In 1980, as the result of a conflict between Ōtsuka and the Wadōkai organization, he stepped down as head of the Wadōkai.
Eiichi Eriguchitook over his place within that organization. On 1 April 1981, Ōtsuka founded the "Wadōryū Karatedō Renmei." ("Renmei" means "group" or "federation.") After only a few months, he retired as head of this organization. His son, Jiro Ōtsuka, took his place. On 29 January 1982, Hironori Ōtsuka passed away, and in 1983, Jiro Ōtsuka succeeded him as grandmaster of Wadō-ryū. The younger Ōtsuka changed his name to "Hironori Otsuka II" in honor of his late father. In 1989, Tatsuo Suzuki founded the third major Wadō-ryū organization, " Wadō Kokusai" (Wadō International Karatedō Federation; WIKF). ("Kokusai" means "international.")
Wadō-ryū outside Japan
Wadō-ryū has been spread to many countries in the world, by both Japanese and non-Japanese students of Hironori Otsuka. Japanese Wadō-ryū stylists Tatsuo Suzuki, Teruo Kono, Masafumi Shiomitsu, H. Takashima, Naoki Ishikawa, Yoshio Iwasaki and many others spread the art in
Europe. Yoshiaki Ajari and Masaru Shintani spread the art in USAand Canada. Also, non-Japanese such as C.A. Taman (from Indonesia, also the founder of GoshinbudoJujutsu Indonesia), Joaquim Gonçalves (from Portugal) and many others has helped to spread the style in their respective countries. In 1968, Otsuka Sensei promoted Cecil T. Patterson of the USAto 5th "dan", and charged him with the creation of the United States Eastern Wado-Kai Federation (USEWF). [Patterson 1974, pg. 4] Following the split between Otsuka Sensei and the Wado-Kai in 1980, Patterson and the USEWF (renamed United State Eastern Wado-Ryu Karate Federation) remained with Otsuka Sensei and is an active member of the Wadōryū Karatedō Renmei.

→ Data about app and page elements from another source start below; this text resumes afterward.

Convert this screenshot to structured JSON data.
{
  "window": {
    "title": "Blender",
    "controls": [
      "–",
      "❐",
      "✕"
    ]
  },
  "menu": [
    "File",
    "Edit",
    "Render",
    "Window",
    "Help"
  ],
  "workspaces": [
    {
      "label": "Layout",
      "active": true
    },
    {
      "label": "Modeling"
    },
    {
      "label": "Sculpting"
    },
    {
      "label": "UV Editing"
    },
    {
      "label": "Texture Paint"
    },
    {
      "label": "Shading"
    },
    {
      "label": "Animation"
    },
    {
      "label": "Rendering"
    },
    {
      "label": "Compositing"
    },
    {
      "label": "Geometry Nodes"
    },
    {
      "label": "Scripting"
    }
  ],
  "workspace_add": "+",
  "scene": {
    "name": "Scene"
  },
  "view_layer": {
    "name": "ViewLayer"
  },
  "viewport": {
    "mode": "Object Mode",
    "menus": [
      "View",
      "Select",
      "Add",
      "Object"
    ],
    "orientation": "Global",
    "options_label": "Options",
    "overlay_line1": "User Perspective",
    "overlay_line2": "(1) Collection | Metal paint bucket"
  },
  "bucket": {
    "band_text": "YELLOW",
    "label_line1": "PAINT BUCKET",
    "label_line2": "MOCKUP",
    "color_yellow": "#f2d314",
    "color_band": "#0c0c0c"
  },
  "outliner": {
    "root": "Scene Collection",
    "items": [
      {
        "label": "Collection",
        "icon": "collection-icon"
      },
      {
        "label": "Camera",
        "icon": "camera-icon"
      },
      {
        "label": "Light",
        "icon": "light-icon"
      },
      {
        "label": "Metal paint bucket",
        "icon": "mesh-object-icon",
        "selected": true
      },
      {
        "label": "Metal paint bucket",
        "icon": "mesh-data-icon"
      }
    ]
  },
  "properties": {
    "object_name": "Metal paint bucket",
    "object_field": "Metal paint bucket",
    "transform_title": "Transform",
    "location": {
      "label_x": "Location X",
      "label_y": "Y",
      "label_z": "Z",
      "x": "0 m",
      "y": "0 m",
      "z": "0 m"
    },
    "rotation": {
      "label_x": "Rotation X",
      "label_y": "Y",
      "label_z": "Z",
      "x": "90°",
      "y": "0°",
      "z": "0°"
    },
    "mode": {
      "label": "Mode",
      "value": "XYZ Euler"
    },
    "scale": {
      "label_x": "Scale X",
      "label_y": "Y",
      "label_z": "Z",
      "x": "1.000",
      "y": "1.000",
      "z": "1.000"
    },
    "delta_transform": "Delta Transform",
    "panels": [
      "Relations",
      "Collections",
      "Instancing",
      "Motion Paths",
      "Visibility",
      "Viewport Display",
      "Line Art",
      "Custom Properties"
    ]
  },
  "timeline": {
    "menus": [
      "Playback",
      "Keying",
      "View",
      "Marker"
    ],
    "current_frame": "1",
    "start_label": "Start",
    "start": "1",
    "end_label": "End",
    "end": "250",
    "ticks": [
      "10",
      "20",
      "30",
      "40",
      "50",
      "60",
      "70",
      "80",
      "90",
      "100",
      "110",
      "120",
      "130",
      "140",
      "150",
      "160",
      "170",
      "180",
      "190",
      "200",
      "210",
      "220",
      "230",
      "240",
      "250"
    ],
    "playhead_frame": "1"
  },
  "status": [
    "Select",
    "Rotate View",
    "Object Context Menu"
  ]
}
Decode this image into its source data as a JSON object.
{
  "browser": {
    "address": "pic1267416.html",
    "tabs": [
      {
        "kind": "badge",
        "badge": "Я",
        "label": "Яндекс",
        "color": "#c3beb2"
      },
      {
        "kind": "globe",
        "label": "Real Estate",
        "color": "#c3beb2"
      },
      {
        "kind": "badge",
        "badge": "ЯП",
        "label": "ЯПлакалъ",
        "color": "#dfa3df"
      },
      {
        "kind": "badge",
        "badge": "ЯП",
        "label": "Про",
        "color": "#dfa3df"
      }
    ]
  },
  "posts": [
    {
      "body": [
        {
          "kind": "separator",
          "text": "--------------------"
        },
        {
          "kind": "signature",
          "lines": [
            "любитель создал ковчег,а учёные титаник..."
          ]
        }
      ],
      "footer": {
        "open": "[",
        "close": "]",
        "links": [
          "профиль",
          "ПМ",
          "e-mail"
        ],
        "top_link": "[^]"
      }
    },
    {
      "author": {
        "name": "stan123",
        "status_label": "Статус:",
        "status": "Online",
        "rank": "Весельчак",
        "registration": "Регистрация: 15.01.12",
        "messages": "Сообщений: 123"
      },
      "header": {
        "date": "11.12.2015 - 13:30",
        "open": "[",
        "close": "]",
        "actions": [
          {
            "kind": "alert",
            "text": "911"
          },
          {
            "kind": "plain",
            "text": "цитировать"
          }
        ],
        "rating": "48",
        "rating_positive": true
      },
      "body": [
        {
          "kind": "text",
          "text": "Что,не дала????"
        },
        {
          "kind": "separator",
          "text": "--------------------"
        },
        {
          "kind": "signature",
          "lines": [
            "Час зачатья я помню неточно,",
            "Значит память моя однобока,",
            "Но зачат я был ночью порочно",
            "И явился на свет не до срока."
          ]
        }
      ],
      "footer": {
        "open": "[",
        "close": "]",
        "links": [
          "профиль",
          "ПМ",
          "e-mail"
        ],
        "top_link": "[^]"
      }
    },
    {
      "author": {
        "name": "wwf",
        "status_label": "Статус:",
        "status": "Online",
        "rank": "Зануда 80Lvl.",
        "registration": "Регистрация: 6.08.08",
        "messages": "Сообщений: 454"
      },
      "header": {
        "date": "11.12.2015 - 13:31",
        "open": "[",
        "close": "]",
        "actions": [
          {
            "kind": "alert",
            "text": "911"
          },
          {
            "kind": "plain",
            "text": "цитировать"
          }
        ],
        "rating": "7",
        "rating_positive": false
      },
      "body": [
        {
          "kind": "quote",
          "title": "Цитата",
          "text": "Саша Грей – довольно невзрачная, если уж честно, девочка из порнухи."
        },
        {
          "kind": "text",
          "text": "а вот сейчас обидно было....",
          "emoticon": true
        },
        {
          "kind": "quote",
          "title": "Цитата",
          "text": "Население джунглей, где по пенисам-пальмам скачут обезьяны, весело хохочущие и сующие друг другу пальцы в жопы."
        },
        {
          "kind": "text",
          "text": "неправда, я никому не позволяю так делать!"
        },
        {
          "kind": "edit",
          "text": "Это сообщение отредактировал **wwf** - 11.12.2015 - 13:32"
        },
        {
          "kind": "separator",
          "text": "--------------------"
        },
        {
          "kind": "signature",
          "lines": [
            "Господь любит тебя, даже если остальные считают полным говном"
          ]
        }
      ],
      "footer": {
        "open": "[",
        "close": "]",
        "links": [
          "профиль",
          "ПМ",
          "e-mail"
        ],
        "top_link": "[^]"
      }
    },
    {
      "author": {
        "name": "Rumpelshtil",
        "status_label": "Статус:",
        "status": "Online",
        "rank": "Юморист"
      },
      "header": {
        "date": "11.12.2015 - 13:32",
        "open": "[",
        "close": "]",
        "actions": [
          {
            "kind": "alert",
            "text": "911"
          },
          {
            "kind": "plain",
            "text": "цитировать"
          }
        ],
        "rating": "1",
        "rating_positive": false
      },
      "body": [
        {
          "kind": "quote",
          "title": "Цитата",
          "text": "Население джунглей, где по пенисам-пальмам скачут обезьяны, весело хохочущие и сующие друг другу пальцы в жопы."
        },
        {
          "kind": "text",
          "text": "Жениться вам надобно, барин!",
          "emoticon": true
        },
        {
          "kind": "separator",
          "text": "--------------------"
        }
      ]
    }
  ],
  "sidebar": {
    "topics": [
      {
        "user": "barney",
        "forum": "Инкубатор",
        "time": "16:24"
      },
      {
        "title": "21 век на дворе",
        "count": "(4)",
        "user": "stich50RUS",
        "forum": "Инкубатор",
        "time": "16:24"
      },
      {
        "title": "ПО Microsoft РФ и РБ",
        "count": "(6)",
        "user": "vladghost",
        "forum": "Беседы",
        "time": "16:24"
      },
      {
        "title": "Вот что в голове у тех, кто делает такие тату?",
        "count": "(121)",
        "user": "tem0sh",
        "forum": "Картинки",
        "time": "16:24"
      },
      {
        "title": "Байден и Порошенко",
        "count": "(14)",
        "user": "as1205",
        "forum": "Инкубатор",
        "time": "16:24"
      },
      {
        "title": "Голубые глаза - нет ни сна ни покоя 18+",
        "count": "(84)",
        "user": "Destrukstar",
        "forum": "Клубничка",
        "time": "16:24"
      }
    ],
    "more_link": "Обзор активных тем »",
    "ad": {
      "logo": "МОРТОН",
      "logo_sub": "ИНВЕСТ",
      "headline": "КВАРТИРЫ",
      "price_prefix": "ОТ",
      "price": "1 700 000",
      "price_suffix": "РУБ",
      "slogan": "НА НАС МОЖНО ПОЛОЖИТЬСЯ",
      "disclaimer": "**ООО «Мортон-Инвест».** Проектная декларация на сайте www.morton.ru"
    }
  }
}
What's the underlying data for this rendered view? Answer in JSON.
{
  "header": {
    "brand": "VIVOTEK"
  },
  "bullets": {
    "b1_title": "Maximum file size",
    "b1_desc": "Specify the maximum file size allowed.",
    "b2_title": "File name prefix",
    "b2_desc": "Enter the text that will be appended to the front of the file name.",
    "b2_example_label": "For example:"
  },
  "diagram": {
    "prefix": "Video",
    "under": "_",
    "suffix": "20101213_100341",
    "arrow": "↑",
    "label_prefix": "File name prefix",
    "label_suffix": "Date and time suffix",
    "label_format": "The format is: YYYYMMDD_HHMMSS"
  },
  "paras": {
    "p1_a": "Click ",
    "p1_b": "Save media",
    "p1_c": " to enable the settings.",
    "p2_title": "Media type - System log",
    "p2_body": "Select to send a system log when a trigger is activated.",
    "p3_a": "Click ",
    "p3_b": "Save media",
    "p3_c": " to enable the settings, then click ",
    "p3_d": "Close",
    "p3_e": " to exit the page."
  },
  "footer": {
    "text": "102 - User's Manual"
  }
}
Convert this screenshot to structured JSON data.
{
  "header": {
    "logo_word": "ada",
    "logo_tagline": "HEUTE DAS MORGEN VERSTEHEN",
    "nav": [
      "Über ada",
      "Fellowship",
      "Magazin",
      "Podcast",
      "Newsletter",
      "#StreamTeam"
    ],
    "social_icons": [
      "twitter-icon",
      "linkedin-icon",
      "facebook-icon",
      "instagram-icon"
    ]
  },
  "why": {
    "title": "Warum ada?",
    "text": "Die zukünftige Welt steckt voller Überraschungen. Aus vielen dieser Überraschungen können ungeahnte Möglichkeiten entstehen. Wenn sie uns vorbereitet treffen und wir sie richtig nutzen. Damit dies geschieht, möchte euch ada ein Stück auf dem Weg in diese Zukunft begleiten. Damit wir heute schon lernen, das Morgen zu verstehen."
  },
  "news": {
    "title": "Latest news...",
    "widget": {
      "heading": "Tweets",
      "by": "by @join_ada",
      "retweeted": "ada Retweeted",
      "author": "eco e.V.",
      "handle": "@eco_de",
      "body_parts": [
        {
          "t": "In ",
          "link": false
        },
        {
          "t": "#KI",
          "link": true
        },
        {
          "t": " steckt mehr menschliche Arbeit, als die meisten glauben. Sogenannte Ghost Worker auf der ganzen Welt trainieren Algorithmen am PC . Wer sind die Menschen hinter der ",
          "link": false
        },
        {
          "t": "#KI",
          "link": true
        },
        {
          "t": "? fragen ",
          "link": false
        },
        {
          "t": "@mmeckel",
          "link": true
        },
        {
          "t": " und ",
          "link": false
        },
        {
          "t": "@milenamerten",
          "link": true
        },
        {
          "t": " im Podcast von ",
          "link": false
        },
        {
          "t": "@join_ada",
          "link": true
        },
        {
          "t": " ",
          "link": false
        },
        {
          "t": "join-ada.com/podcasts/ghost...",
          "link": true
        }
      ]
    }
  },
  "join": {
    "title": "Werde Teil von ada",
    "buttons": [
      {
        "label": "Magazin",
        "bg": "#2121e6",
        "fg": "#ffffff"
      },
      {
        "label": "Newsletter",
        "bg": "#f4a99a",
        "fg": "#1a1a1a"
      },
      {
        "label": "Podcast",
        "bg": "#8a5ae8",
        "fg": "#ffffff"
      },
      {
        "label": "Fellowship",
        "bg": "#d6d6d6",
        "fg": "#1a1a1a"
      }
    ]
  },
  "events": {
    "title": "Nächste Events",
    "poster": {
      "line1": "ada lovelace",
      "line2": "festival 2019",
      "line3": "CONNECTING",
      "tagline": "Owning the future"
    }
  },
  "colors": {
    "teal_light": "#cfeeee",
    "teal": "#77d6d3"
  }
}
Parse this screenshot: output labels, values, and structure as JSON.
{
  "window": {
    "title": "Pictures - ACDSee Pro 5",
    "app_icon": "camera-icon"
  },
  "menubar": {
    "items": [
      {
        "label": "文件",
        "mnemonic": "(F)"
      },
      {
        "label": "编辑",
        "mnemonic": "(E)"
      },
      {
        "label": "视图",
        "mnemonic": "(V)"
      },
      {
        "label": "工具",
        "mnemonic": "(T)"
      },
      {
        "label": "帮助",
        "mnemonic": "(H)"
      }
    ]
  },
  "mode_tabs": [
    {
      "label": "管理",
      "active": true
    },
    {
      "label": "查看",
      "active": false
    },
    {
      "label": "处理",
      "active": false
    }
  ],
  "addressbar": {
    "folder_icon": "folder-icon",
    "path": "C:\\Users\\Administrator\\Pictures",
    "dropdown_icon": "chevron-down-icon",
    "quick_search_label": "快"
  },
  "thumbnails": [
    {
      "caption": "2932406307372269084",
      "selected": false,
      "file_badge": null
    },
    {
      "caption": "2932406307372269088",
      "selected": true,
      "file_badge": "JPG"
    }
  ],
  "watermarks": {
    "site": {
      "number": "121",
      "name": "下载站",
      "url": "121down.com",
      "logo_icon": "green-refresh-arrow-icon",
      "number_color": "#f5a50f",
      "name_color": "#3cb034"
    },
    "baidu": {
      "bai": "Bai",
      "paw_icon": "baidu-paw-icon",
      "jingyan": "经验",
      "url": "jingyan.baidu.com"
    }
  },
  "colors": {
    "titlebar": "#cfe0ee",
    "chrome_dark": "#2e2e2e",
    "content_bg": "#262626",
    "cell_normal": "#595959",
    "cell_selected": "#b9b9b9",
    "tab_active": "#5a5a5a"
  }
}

* Cody, M.E. (2008). "Wado Ryu Karate / Jujutsu", AuthorHouse, ISBN 978-1-4343-1988-3.
* Ohgami, S. (1981). "Karate Katas of Wadoryu", Japanska Magasinet, ISBN 9197023108.
* Ohgami, S. (1984). "Introduction to Karate", Japanska Magasinet, ISBN 9197023116.
* Otsuka, H. (1997). "Wado Ryu Karate", Masters Publication, ISBN 0-920129-18-8.
* Patterson, C.T. (1974). "An Introduction to Wado-Ryu Karate", Ohara Publications, Inc.
* Shiomitsu, M. (1985). "Dynamic Kicking Method", Dragon Books, ISBN 0946062072.
* [http://www.art-of-budo.com/ Descriptions and videos] of kihon, kumite and kata
* [http://www.usko-karate.co.uk USKO Sport Karate] (England)
* [http://www.geocities.com/keikoden/Wado.htm Brief History of Wado]
* [http://www.aikw.ie/wado-history.html Wado history]
* [http://www.martialarm.com/history/wado-ryu.html The History of Wadō-ryū Karate]
* [http://www.wadoworld.com Wadoworld.com]
* [http://www.wado-ryu.jp/home1/home1.htm International Federation of Wado-Ryu Karate-Do]
* [http://www.wikf.com// Wado International Karate-Do Federation (WIKF)]
* [http://www.shinyokai.com// Takamura ha Shindo Yoshin Kai (TSYR)]
* [http://www.france-wadokai.com/ France Wado Kai]
* [http://www.wado.ca Wado Karate Association of Canada]
* [http://www.wadoacademy.com Wado Academy]
* [http://www.americanwadoacademy.com Wado Academy USA]
* [http://www.irishkarate.com Wado-Kai Karate In Northern Ireland]
* [http://www.wadoryu.ca Canadian Wado Ryu Karate Federation]
Wikimedia Foundation. 2010.